The Department of Energy’s ESnet joined five of the world’s other leading research and education (R&E) networks and two commercial partners today to demonstrate for the first time a Transatlantic 100 gigabits-per-second (Gbps or one billion bits per second) transmission link for research and education between North America and Europe during the TERENA Networking Conference 2013 (TNC2013), held in Maastricht, The Netherlands. These demonstrations showcased emerging technologies and advanced applications for science, research and education.
The 100 Gbps link, called the Advanced North Atlantic 100G Pilot project (ANA-100G) will be used for engineering and testing the new transmission link, applications, resources, monitoring techniques and advanced technologies such as software-defined networking. The testing will be between as many as four open exchange points, including MAN LAN in New York City and NetherLight in Amsterdam for at least 12 months following the conference. These efforts will determine the operational requirements needed to effectively run 100 Gbps wavelengths between North America and Europe to meet the growing demand of specialized research organizations.

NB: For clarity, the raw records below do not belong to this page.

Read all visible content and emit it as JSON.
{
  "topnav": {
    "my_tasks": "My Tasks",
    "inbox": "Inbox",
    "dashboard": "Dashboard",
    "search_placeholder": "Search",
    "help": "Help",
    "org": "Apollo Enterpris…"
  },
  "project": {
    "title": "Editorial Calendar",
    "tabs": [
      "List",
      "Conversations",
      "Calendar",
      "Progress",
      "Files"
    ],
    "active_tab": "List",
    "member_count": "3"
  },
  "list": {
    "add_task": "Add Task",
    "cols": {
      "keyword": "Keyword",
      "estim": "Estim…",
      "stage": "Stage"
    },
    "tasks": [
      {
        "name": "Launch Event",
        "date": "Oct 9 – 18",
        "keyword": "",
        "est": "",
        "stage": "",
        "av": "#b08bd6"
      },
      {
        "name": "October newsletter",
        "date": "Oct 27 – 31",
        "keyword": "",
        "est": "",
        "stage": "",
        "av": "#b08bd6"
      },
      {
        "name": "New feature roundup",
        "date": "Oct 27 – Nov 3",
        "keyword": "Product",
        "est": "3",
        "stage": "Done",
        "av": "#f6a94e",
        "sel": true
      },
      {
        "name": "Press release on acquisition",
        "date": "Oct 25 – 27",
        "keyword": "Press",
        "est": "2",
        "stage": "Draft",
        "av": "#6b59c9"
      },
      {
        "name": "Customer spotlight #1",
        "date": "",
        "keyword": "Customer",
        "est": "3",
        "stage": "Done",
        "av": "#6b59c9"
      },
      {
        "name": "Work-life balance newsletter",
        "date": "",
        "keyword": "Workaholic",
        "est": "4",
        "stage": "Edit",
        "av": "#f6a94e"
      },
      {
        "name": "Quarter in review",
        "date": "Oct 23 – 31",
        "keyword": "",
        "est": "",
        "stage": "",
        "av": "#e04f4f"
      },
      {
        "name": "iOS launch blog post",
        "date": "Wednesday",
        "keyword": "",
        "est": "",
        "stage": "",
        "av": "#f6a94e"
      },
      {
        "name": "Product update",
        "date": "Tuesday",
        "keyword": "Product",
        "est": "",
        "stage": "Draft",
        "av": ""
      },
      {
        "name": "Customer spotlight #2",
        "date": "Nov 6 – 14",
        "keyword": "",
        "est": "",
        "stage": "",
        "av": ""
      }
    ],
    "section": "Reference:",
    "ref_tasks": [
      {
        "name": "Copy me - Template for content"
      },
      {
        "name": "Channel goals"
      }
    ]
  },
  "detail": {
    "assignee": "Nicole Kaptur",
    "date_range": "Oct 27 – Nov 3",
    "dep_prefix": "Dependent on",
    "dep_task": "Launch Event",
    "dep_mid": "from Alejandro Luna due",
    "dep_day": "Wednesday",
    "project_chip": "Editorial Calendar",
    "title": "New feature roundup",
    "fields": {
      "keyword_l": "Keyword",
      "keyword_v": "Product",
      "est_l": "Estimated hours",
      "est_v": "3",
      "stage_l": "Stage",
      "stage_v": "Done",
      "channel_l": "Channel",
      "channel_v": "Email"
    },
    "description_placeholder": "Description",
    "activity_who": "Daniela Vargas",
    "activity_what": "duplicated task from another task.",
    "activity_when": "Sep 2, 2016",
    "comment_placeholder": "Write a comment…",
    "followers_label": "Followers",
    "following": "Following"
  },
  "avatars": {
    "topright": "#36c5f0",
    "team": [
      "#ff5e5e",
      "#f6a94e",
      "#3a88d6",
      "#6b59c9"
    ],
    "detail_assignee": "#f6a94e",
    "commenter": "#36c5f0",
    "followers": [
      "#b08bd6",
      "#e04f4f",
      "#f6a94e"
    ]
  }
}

“This is a historic milestone, and many ESnet staff have worked hard to achieve it,” said ESnet Director Greg Bell. “This achievement shows how much research and education networks can do together, when focused on a common goal. I’m confident that our historic project will serve as a model for even greater accomplishments in the future.”
In addition to ESnet, the R&E networks participating in the project are Internet2, NORDUnet, SURFnet, CANARIE and GÉANT. Ciena (NASDAQ: CIEN) is also supporting the ANA-100G pilot. Ciena is providing photonic equipment, including the recently released subsea version of the 100 Gbps WaveLogic 3 transponder. Furthermore, Juniper loaned equipment that enables some of the eye-catching demonstrations.